Problem statement
Down to the final line, reproduce the entries that follow exactly.

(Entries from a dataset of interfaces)
________
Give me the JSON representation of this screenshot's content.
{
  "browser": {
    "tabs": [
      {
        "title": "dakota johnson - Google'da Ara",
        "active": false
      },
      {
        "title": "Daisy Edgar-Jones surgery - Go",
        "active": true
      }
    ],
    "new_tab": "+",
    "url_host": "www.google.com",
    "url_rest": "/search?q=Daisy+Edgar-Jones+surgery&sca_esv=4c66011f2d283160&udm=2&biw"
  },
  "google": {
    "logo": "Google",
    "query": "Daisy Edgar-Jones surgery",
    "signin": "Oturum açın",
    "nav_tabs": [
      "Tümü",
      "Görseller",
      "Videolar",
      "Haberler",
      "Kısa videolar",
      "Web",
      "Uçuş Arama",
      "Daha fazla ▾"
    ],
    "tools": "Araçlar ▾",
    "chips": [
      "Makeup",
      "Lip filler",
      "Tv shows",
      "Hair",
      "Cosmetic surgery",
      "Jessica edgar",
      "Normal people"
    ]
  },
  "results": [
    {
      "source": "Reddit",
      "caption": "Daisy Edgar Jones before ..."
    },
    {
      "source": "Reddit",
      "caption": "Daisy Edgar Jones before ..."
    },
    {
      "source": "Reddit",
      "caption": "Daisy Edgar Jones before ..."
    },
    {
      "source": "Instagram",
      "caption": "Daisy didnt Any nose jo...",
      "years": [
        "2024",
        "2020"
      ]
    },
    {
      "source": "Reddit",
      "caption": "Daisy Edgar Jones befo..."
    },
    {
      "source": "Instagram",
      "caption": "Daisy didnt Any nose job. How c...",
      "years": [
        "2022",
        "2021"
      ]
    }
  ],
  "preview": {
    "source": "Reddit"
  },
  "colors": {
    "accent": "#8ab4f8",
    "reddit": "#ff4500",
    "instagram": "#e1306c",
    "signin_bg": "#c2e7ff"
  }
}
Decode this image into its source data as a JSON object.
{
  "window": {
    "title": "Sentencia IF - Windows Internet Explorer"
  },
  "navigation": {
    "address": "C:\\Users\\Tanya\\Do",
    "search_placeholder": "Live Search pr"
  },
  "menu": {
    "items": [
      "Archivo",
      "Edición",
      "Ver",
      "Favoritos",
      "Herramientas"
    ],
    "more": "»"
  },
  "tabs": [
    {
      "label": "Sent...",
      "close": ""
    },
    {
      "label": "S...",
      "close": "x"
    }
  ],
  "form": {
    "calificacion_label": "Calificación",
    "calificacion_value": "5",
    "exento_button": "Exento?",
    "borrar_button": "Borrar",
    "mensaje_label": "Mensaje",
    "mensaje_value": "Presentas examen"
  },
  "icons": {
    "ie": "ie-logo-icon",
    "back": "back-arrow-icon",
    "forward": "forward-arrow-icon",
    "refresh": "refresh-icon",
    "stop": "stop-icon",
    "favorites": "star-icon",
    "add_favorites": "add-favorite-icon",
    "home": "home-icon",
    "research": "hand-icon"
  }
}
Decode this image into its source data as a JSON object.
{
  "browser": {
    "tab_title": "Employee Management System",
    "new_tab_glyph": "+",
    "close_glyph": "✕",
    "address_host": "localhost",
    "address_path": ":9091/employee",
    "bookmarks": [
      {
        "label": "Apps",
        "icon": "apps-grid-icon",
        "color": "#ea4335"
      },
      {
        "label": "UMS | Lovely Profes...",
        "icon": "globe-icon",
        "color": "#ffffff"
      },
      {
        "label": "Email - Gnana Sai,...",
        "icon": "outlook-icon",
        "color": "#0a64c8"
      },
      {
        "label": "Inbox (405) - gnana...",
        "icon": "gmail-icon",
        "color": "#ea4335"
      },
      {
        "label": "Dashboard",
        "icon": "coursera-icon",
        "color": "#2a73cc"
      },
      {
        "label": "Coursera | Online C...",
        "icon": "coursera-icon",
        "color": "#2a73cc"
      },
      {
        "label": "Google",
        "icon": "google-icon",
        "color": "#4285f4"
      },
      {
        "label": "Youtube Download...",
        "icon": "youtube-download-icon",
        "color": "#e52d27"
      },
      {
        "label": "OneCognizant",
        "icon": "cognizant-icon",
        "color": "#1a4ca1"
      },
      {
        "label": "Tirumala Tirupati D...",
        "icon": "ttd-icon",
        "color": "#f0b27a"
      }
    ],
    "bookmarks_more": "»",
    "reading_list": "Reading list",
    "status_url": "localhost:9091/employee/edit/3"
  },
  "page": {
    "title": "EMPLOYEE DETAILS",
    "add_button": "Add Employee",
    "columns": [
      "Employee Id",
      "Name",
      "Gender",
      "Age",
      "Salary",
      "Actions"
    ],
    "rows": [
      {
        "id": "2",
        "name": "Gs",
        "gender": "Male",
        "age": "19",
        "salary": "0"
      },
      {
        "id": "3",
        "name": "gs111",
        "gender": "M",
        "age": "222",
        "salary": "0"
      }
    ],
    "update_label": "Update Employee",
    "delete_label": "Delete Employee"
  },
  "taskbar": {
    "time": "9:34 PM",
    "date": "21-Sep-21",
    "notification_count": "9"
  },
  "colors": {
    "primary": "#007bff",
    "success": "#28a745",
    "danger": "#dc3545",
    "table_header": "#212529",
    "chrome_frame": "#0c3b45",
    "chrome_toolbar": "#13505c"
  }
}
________
Solution for this task
Give me the JSON representation of this screenshot's content.
{
  "browser": {
    "tabs": [
      {
        "title": "dakota johnson - Google'da Ara",
        "active": false
      },
      {
        "title": "Daisy Edgar-Jones surgery - Go",
        "active": true
      }
    ],
    "new_tab": "+",
    "url_host": "www.google.com",
    "url_rest": "/search?q=Daisy+Edgar-Jones+surgery&sca_esv=4c66011f2d283160&udm=2&biw"
  },
  "google": {
    "logo": "Google",
    "query": "Daisy Edgar-Jones surgery",
    "signin": "Oturum açın",
    "nav_tabs": [
      "Tümü",
      "Görseller",
      "Videolar",
      "Haberler",
      "Kısa videolar",
      "Web",
      "Uçuş Arama",
      "Daha fazla ▾"
    ],
    "tools": "Araçlar ▾",
    "chips": [
      "Makeup",
      "Lip filler",
      "Tv shows",
      "Hair",
      "Cosmetic surgery",
      "Jessica edgar",
      "Normal people"
    ]
  },
  "results": [
    {
      "source": "Reddit",
      "caption": "Daisy Edgar Jones before ..."
    },
    {
      "source": "Reddit",
      "caption": "Daisy Edgar Jones before ..."
    },
    {
      "source": "Reddit",
      "caption": "Daisy Edgar Jones before ..."
    },
    {
      "source": "Instagram",
      "caption": "Daisy didnt Any nose jo...",
      "years": [
        "2024",
        "2020"
      ]
    },
    {
      "source": "Reddit",
      "caption": "Daisy Edgar Jones befo..."
    },
    {
      "source": "Instagram",
      "caption": "Daisy didnt Any nose job. How c...",
      "years": [
        "2022",
        "2021"
      ]
    }
  ],
  "preview": {
    "source": "Reddit"
  },
  "colors": {
    "accent": "#8ab4f8",
    "reddit": "#ff4500",
    "instagram": "#e1306c",
    "signin_bg": "#c2e7ff"
  }
}
Decode this image into its source data as a JSON object.
{
  "window": {
    "title": "Sentencia IF - Windows Internet Explorer"
  },
  "navigation": {
    "address": "C:\\Users\\Tanya\\Do",
    "search_placeholder": "Live Search pr"
  },
  "menu": {
    "items": [
      "Archivo",
      "Edición",
      "Ver",
      "Favoritos",
      "Herramientas"
    ],
    "more": "»"
  },
  "tabs": [
    {
      "label": "Sent...",
      "close": ""
    },
    {
      "label": "S...",
      "close": "x"
    }
  ],
  "form": {
    "calificacion_label": "Calificación",
    "calificacion_value": "5",
    "exento_button": "Exento?",
    "borrar_button": "Borrar",
    "mensaje_label": "Mensaje",
    "mensaje_value": "Presentas examen"
  },
  "icons": {
    "ie": "ie-logo-icon",
    "back": "back-arrow-icon",
    "forward": "forward-arrow-icon",
    "refresh": "refresh-icon",
    "stop": "stop-icon",
    "favorites": "star-icon",
    "add_favorites": "add-favorite-icon",
    "home": "home-icon",
    "research": "hand-icon"
  }
}
Decode this image into its source data as a JSON object.
{
  "browser": {
    "tab_title": "Employee Management System",
    "new_tab_glyph": "+",
    "close_glyph": "✕",
    "address_host": "localhost",
    "address_path": ":9091/employee",
    "bookmarks": [
      {
        "label": "Apps",
        "icon": "apps-grid-icon",
        "color": "#ea4335"
      },
      {
        "label": "UMS | Lovely Profes...",
        "icon": "globe-icon",
        "color": "#ffffff"
      },
      {
        "label": "Email - Gnana Sai,...",
        "icon": "outlook-icon",
        "color": "#0a64c8"
      },
      {
        "label": "Inbox (405) - gnana...",
        "icon": "gmail-icon",
        "color": "#ea4335"
      },
      {
        "label": "Dashboard",
        "icon": "coursera-icon",
        "color": "#2a73cc"
      },
      {
        "label": "Coursera | Online C...",
        "icon": "coursera-icon",
        "color": "#2a73cc"
      },
      {
        "label": "Google",
        "icon": "google-icon",
        "color": "#4285f4"
      },
      {
        "label": "Youtube Download...",
        "icon": "youtube-download-icon",
        "color": "#e52d27"
      },
      {
        "label": "OneCognizant",
        "icon": "cognizant-icon",
        "color": "#1a4ca1"
      },
      {
        "label": "Tirumala Tirupati D...",
        "icon": "ttd-icon",
        "color": "#f0b27a"
      }
    ],
    "bookmarks_more": "»",
    "reading_list": "Reading list",
    "status_url": "localhost:9091/employee/edit/3"
  },
  "page": {
    "title": "EMPLOYEE DETAILS",
    "add_button": "Add Employee",
    "columns": [
      "Employee Id",
      "Name",
      "Gender",
      "Age",
      "Salary",
      "Actions"
    ],
    "rows": [
      {
        "id": "2",
        "name": "Gs",
        "gender": "Male",
        "age": "19",
        "salary": "0"
      },
      {
        "id": "3",
        "name": "gs111",
        "gender": "M",
        "age": "222",
        "salary": "0"
      }
    ],
    "update_label": "Update Employee",
    "delete_label": "Delete Employee"
  },
  "taskbar": {
    "time": "9:34 PM",
    "date": "21-Sep-21",
    "notification_count": "9"
  },
  "colors": {
    "primary": "#007bff",
    "success": "#28a745",
    "danger": "#dc3545",
    "table_header": "#212529",
    "chrome_frame": "#0c3b45",
    "chrome_toolbar": "#13505c"
  }
}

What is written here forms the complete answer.